Entries shown Start Marker

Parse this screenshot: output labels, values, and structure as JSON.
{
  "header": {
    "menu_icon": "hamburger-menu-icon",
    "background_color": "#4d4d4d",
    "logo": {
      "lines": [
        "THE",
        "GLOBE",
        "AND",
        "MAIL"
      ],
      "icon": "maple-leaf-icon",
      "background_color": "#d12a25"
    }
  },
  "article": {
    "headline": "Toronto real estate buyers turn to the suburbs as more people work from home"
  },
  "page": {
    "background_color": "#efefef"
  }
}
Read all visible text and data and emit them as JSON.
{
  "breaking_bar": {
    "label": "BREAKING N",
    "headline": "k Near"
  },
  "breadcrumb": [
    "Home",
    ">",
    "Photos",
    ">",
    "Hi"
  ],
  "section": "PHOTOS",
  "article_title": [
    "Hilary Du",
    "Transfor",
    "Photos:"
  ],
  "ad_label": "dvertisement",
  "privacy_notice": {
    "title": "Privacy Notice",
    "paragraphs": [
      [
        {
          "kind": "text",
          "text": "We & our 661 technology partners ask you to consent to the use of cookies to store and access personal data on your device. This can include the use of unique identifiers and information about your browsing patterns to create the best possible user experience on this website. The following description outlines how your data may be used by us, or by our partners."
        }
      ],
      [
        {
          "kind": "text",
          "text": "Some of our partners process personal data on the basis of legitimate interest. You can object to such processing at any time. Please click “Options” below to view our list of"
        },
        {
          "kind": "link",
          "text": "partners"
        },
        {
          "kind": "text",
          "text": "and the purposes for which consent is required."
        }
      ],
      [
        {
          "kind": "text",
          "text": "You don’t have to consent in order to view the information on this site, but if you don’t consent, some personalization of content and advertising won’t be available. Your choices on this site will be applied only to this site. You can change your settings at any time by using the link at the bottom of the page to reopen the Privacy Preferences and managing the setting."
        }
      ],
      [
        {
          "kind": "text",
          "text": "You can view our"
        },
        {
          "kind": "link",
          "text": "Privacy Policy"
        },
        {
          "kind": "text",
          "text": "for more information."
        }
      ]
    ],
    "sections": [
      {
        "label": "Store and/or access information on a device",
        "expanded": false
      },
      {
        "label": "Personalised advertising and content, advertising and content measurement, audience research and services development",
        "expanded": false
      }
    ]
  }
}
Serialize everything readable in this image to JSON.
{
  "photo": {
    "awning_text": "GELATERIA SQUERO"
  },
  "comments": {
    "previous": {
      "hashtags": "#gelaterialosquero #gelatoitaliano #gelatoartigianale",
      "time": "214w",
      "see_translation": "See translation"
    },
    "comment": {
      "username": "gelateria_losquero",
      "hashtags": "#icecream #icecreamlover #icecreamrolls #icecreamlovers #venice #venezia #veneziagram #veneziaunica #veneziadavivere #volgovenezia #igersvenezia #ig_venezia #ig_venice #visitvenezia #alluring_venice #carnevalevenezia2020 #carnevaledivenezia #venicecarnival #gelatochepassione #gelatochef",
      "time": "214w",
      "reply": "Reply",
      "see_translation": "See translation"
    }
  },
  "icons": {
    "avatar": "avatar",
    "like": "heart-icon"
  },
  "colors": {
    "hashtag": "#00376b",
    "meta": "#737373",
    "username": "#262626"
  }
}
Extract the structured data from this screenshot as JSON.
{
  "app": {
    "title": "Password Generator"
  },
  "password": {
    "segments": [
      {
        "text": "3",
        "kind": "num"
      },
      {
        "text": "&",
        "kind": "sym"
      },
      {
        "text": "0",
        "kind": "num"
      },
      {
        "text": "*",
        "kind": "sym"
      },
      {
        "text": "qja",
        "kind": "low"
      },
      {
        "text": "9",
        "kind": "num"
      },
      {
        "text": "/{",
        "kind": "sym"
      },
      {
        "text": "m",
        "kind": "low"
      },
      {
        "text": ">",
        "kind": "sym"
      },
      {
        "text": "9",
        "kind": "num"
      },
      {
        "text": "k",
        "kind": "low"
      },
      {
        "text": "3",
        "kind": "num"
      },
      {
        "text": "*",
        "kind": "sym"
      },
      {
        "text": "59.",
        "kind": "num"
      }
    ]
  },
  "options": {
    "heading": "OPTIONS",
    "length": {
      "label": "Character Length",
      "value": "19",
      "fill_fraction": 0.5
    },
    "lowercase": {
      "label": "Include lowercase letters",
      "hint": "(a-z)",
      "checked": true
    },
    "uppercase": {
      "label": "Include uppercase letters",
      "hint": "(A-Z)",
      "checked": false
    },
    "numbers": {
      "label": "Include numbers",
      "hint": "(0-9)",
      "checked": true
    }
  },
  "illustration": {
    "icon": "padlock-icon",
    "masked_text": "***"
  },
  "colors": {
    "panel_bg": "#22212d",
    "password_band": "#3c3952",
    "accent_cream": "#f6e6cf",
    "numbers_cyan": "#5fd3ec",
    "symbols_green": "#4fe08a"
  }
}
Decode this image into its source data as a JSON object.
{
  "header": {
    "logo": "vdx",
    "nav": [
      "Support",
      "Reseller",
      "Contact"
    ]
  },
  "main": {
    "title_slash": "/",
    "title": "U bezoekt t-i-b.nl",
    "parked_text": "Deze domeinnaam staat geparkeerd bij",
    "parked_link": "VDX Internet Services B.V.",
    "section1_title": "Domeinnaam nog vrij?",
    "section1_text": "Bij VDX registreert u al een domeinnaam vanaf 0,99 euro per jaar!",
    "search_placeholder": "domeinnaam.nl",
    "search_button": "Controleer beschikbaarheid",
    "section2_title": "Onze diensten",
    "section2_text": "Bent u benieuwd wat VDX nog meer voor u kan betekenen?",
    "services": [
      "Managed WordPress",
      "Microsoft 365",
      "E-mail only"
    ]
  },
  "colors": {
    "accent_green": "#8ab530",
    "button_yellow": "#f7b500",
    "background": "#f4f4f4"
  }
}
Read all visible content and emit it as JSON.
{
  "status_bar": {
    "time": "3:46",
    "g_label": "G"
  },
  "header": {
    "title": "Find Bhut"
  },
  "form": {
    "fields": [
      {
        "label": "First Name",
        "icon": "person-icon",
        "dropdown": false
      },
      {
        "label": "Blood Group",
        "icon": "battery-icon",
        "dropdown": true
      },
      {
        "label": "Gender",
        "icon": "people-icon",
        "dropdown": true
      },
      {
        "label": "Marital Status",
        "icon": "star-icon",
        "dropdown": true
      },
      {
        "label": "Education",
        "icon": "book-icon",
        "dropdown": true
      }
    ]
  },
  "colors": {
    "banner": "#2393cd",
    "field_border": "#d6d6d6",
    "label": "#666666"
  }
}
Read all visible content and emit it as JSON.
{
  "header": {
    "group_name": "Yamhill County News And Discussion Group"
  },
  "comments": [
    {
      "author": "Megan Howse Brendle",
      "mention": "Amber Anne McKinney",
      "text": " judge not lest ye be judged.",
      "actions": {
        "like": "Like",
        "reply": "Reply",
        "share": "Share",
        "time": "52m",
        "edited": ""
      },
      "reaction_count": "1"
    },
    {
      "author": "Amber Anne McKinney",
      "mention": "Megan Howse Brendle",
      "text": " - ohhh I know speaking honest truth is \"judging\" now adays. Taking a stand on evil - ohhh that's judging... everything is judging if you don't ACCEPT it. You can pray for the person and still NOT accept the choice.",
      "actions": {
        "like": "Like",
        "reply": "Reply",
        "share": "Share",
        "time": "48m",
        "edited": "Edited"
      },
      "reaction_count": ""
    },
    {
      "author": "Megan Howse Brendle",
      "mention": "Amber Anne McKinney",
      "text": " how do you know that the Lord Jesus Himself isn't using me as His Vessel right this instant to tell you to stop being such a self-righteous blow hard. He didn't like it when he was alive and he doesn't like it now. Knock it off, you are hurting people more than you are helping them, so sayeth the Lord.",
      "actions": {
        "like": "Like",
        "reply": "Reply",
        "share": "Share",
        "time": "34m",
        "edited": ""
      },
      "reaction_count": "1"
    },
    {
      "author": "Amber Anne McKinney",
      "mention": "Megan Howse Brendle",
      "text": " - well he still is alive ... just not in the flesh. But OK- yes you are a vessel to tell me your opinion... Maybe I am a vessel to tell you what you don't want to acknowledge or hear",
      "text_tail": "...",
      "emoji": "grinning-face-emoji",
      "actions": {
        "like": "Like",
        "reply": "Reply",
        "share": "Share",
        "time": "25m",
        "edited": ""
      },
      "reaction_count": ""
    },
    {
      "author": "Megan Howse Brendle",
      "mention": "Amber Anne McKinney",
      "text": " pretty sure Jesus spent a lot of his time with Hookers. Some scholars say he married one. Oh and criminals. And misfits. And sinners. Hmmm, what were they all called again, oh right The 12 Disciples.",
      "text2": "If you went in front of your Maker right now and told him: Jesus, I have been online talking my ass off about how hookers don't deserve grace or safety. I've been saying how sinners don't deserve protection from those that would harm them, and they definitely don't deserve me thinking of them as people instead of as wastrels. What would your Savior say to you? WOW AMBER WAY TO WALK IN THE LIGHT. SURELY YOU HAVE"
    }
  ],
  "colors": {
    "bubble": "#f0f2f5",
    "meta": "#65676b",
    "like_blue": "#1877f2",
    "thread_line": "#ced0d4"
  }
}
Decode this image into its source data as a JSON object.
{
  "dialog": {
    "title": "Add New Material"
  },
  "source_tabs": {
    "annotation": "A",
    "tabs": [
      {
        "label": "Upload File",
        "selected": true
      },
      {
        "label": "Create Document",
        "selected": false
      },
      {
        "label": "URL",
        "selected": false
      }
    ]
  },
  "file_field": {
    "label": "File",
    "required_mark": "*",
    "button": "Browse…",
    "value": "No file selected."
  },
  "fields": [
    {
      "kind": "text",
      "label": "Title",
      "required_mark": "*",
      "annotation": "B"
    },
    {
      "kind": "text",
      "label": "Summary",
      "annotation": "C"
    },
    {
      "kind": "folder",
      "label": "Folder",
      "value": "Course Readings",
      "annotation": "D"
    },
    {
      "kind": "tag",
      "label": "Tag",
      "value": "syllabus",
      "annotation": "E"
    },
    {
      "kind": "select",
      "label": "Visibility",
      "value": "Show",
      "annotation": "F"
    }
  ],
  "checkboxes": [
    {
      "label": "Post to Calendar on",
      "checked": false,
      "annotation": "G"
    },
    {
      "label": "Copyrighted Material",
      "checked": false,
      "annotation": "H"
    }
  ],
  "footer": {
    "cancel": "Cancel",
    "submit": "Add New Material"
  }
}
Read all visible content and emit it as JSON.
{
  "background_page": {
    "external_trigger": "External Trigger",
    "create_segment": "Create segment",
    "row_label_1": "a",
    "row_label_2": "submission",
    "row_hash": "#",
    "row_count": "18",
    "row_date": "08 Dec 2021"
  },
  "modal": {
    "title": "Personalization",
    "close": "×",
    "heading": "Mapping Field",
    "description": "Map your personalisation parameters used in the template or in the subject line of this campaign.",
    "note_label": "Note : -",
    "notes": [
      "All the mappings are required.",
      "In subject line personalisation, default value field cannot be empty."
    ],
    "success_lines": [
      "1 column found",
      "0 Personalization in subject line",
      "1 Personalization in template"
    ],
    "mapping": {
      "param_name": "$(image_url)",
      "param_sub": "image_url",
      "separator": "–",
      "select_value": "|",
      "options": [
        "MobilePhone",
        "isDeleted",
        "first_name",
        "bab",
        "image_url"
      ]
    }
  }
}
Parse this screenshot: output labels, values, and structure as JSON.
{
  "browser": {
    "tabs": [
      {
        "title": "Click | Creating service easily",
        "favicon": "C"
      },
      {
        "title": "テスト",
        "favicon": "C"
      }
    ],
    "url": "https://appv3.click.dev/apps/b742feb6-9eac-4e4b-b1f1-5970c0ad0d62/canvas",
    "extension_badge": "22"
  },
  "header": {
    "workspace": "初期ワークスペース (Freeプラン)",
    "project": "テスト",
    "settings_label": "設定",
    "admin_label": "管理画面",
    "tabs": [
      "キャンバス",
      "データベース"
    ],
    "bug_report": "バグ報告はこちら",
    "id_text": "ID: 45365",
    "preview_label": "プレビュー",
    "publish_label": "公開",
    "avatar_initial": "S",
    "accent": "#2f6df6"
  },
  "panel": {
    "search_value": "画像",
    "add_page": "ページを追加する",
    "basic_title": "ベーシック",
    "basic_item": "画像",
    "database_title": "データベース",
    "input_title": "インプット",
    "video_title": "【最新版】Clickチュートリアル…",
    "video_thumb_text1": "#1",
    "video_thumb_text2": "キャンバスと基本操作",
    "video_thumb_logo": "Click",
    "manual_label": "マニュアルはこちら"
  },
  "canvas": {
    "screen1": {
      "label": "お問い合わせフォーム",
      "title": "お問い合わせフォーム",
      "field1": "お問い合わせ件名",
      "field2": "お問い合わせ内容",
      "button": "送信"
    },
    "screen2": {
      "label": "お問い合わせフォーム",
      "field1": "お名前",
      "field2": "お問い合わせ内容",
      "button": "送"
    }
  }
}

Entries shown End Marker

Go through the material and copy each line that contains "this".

Parse this screenshot: output labels, values, and structure as JSON.
          "text": "We & our 661 technology partners ask you to consent to the use of cookies to store and access personal data on your device. This can include the use of unique identifiers and information about your browsing patterns to create the best possible user experience on this website. The following description outlines how your data may be used by us, or by our partners."
          "text": "You don’t have to consent in order to view the information on this site, but if you don’t consent, some personalization of content and advertising won’t be available. Your choices on this site will be applied only to this site. You can change your settings at any time by using the link at the bottom of the page to reopen the Privacy Preferences and managing the setting."
Serialize everything readable in this image to JSON.
Extract the structured data from this screenshot as JSON.
Decode this image into its source data as a JSON object.
      "text": " how do you know that the Lord Jesus Himself isn't using me as His Vessel right this instant to tell you to stop being such a self-righteous blow hard. He didn't like it when he was alive and he doesn't like it now. Knock it off, you are hurting people more than you are helping them, so sayeth the Lord.",
Decode this image into its source data as a JSON object.
    "description": "Map your personalisation parameters used in the template or in the subject line of this campaign.",
Parse this screenshot: output labels, values, and structure as JSON.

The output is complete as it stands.